◆ **Task brief**
Could you copy the lines below exactly, leaving none out?

◆ **Materials provided**
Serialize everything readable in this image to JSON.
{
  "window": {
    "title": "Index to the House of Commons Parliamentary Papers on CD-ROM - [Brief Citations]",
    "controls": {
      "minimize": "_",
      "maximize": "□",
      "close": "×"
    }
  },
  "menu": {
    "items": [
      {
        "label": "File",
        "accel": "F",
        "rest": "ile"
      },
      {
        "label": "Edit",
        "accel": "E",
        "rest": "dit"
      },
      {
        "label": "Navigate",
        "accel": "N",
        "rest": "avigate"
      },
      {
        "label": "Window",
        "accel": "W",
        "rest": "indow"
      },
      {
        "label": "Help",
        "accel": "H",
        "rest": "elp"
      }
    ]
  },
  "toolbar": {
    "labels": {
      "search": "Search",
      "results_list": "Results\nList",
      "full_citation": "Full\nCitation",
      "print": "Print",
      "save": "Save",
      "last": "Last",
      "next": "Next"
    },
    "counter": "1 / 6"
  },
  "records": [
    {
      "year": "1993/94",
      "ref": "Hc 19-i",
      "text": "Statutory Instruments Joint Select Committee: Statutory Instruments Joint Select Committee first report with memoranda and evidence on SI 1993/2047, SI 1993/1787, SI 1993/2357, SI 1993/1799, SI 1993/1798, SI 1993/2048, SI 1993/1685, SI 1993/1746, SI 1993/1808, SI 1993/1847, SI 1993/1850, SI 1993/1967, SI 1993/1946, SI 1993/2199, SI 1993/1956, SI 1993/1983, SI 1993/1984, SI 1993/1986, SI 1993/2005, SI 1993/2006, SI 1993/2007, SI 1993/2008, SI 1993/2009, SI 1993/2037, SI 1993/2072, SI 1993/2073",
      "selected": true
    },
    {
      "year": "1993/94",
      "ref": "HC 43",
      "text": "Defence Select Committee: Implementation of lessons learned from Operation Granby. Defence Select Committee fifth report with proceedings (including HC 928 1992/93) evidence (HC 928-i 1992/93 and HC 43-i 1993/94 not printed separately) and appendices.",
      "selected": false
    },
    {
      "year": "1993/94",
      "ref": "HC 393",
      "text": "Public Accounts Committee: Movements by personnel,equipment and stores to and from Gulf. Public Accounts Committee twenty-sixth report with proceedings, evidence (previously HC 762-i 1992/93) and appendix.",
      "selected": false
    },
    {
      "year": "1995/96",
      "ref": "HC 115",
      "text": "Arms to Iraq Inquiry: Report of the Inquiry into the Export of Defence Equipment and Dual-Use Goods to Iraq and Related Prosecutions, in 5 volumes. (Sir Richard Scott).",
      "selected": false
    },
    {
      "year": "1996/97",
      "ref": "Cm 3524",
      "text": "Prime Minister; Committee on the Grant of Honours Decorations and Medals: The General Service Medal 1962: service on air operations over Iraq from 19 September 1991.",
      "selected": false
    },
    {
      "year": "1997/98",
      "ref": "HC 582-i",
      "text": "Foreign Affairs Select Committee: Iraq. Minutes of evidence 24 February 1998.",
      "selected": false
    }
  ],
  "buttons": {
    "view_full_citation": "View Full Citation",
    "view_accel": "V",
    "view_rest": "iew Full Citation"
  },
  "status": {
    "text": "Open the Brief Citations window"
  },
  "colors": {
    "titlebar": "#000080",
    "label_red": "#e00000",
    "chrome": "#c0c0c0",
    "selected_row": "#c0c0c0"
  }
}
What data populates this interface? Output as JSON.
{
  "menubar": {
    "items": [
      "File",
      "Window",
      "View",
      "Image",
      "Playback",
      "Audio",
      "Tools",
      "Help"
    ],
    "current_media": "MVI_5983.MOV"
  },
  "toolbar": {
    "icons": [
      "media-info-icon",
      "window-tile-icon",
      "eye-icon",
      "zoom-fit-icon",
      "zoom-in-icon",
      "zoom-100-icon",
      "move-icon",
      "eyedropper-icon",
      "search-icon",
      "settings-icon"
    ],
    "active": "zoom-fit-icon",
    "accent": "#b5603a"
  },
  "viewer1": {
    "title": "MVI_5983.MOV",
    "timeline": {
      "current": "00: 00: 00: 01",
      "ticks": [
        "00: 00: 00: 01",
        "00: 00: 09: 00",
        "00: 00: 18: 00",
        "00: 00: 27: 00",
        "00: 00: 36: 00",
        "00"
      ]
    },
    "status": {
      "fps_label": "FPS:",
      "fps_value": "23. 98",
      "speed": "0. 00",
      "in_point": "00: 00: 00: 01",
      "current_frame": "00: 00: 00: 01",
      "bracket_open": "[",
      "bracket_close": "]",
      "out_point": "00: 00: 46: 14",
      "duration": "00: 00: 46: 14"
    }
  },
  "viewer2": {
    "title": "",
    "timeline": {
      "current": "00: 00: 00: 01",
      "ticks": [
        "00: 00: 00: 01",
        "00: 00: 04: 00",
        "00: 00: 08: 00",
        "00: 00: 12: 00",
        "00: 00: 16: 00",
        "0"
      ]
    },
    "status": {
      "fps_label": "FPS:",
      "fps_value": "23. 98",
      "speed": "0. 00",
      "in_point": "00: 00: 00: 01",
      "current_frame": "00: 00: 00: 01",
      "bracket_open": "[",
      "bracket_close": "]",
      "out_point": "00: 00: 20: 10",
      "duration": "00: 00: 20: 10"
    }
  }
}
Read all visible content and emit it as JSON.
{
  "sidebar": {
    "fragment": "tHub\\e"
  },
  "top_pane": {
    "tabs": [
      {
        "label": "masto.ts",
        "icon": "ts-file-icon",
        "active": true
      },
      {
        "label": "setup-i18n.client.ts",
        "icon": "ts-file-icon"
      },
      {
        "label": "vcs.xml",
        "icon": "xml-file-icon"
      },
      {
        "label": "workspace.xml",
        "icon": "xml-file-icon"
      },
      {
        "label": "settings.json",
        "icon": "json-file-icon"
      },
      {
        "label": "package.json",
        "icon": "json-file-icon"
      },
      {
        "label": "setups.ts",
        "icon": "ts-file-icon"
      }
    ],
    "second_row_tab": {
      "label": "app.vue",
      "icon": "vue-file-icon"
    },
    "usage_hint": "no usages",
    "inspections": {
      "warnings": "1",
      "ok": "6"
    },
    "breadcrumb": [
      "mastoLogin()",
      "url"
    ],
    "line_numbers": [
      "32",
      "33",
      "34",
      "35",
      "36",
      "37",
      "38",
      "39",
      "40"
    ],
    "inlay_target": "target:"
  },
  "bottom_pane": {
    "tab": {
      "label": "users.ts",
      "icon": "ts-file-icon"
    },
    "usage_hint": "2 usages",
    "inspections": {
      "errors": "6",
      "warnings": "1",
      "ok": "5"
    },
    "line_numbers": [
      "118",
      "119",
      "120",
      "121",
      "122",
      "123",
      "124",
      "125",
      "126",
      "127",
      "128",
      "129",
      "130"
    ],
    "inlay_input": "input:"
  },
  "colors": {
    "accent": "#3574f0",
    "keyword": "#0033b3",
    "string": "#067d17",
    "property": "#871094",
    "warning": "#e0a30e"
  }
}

◆ **Task answer**
Serialize everything readable in this image to JSON.
{
  "window": {
    "title": "Index to the House of Commons Parliamentary Papers on CD-ROM - [Brief Citations]",
    "controls": {
      "minimize": "_",
      "maximize": "□",
      "close": "×"
    }
  },
  "menu": {
    "items": [
      {
        "label": "File",
        "accel": "F",
        "rest": "ile"
      },
      {
        "label": "Edit",
        "accel": "E",
        "rest": "dit"
      },
      {
        "label": "Navigate",
        "accel": "N",
        "rest": "avigate"
      },
      {
        "label": "Window",
        "accel": "W",
        "rest": "indow"
      },
      {
        "label": "Help",
        "accel": "H",
        "rest": "elp"
      }
    ]
  },
  "toolbar": {
    "labels": {
      "search": "Search",
      "results_list": "Results\nList",
      "full_citation": "Full\nCitation",
      "print": "Print",
      "save": "Save",
      "last": "Last",
      "next": "Next"
    },
    "counter": "1 / 6"
  },
  "records": [
    {
      "year": "1993/94",
      "ref": "Hc 19-i",
      "text": "Statutory Instruments Joint Select Committee: Statutory Instruments Joint Select Committee first report with memoranda and evidence on SI 1993/2047, SI 1993/1787, SI 1993/2357, SI 1993/1799, SI 1993/1798, SI 1993/2048, SI 1993/1685, SI 1993/1746, SI 1993/1808, SI 1993/1847, SI 1993/1850, SI 1993/1967, SI 1993/1946, SI 1993/2199, SI 1993/1956, SI 1993/1983, SI 1993/1984, SI 1993/1986, SI 1993/2005, SI 1993/2006, SI 1993/2007, SI 1993/2008, SI 1993/2009, SI 1993/2037, SI 1993/2072, SI 1993/2073",
      "selected": true
    },
    {
      "year": "1993/94",
      "ref": "HC 43",
      "text": "Defence Select Committee: Implementation of lessons learned from Operation Granby. Defence Select Committee fifth report with proceedings (including HC 928 1992/93) evidence (HC 928-i 1992/93 and HC 43-i 1993/94 not printed separately) and appendices.",
      "selected": false
    },
    {
      "year": "1993/94",
      "ref": "HC 393",
      "text": "Public Accounts Committee: Movements by personnel,equipment and stores to and from Gulf. Public Accounts Committee twenty-sixth report with proceedings, evidence (previously HC 762-i 1992/93) and appendix.",
      "selected": false
    },
    {
      "year": "1995/96",
      "ref": "HC 115",
      "text": "Arms to Iraq Inquiry: Report of the Inquiry into the Export of Defence Equipment and Dual-Use Goods to Iraq and Related Prosecutions, in 5 volumes. (Sir Richard Scott).",
      "selected": false
    },
    {
      "year": "1996/97",
      "ref": "Cm 3524",
      "text": "Prime Minister; Committee on the Grant of Honours Decorations and Medals: The General Service Medal 1962: service on air operations over Iraq from 19 September 1991.",
      "selected": false
    },
    {
      "year": "1997/98",
      "ref": "HC 582-i",
      "text": "Foreign Affairs Select Committee: Iraq. Minutes of evidence 24 February 1998.",
      "selected": false
    }
  ],
  "buttons": {
    "view_full_citation": "View Full Citation",
    "view_accel": "V",
    "view_rest": "iew Full Citation"
  },
  "status": {
    "text": "Open the Brief Citations window"
  },
  "colors": {
    "titlebar": "#000080",
    "label_red": "#e00000",
    "chrome": "#c0c0c0",
    "selected_row": "#c0c0c0"
  }
}
What data populates this interface? Output as JSON.
{
  "menubar": {
    "items": [
      "File",
      "Window",
      "View",
      "Image",
      "Playback",
      "Audio",
      "Tools",
      "Help"
    ],
    "current_media": "MVI_5983.MOV"
  },
  "toolbar": {
    "icons": [
      "media-info-icon",
      "window-tile-icon",
      "eye-icon",
      "zoom-fit-icon",
      "zoom-in-icon",
      "zoom-100-icon",
      "move-icon",
      "eyedropper-icon",
      "search-icon",
      "settings-icon"
    ],
    "active": "zoom-fit-icon",
    "accent": "#b5603a"
  },
  "viewer1": {
    "title": "MVI_5983.MOV",
    "timeline": {
      "current": "00: 00: 00: 01",
      "ticks": [
        "00: 00: 00: 01",
        "00: 00: 09: 00",
        "00: 00: 18: 00",
        "00: 00: 27: 00",
        "00: 00: 36: 00",
        "00"
      ]
    },
    "status": {
      "fps_label": "FPS:",
      "fps_value": "23. 98",
      "speed": "0. 00",
      "in_point": "00: 00: 00: 01",
      "current_frame": "00: 00: 00: 01",
      "bracket_open": "[",
      "bracket_close": "]",
      "out_point": "00: 00: 46: 14",
      "duration": "00: 00: 46: 14"
    }
  },
  "viewer2": {
    "title": "",
    "timeline": {
      "current": "00: 00: 00: 01",
      "ticks": [
        "00: 00: 00: 01",
        "00: 00: 04: 00",
        "00: 00: 08: 00",
        "00: 00: 12: 00",
        "00: 00: 16: 00",
        "0"
      ]
    },
    "status": {
      "fps_label": "FPS:",
      "fps_value": "23. 98",
      "speed": "0. 00",
      "in_point": "00: 00: 00: 01",
      "current_frame": "00: 00: 00: 01",
      "bracket_open": "[",
      "bracket_close": "]",
      "out_point": "00: 00: 20: 10",
      "duration": "00: 00: 20: 10"
    }
  }
}
Read all visible content and emit it as JSON.
{
  "sidebar": {
    "fragment": "tHub\\e"
  },
  "top_pane": {
    "tabs": [
      {
        "label": "masto.ts",
        "icon": "ts-file-icon",
        "active": true
      },
      {
        "label": "setup-i18n.client.ts",
        "icon": "ts-file-icon"
      },
      {
        "label": "vcs.xml",
        "icon": "xml-file-icon"
      },
      {
        "label": "workspace.xml",
        "icon": "xml-file-icon"
      },
      {
        "label": "settings.json",
        "icon": "json-file-icon"
      },
      {
        "label": "package.json",
        "icon": "json-file-icon"
      },
      {
        "label": "setups.ts",
        "icon": "ts-file-icon"
      }
    ],
    "second_row_tab": {
      "label": "app.vue",
      "icon": "vue-file-icon"
    },
    "usage_hint": "no usages",
    "inspections": {
      "warnings": "1",
      "ok": "6"
    },
    "breadcrumb": [
      "mastoLogin()",
      "url"
    ],
    "line_numbers": [
      "32",
      "33",
      "34",
      "35",
      "36",
      "37",
      "38",
      "39",
      "40"
    ],
    "inlay_target": "target:"
  },
  "bottom_pane": {
    "tab": {
      "label": "users.ts",
      "icon": "ts-file-icon"
    },
    "usage_hint": "2 usages",
    "inspections": {
      "errors": "6",
      "warnings": "1",
      "ok": "5"
    },
    "line_numbers": [
      "118",
      "119",
      "120",
      "121",
      "122",
      "123",
      "124",
      "125",
      "126",
      "127",
      "128",
      "129",
      "130"
    ],
    "inlay_input": "input:"
  },
  "colors": {
    "accent": "#3574f0",
    "keyword": "#0033b3",
    "string": "#067d17",
    "property": "#871094",
    "warning": "#e0a30e"
  }
}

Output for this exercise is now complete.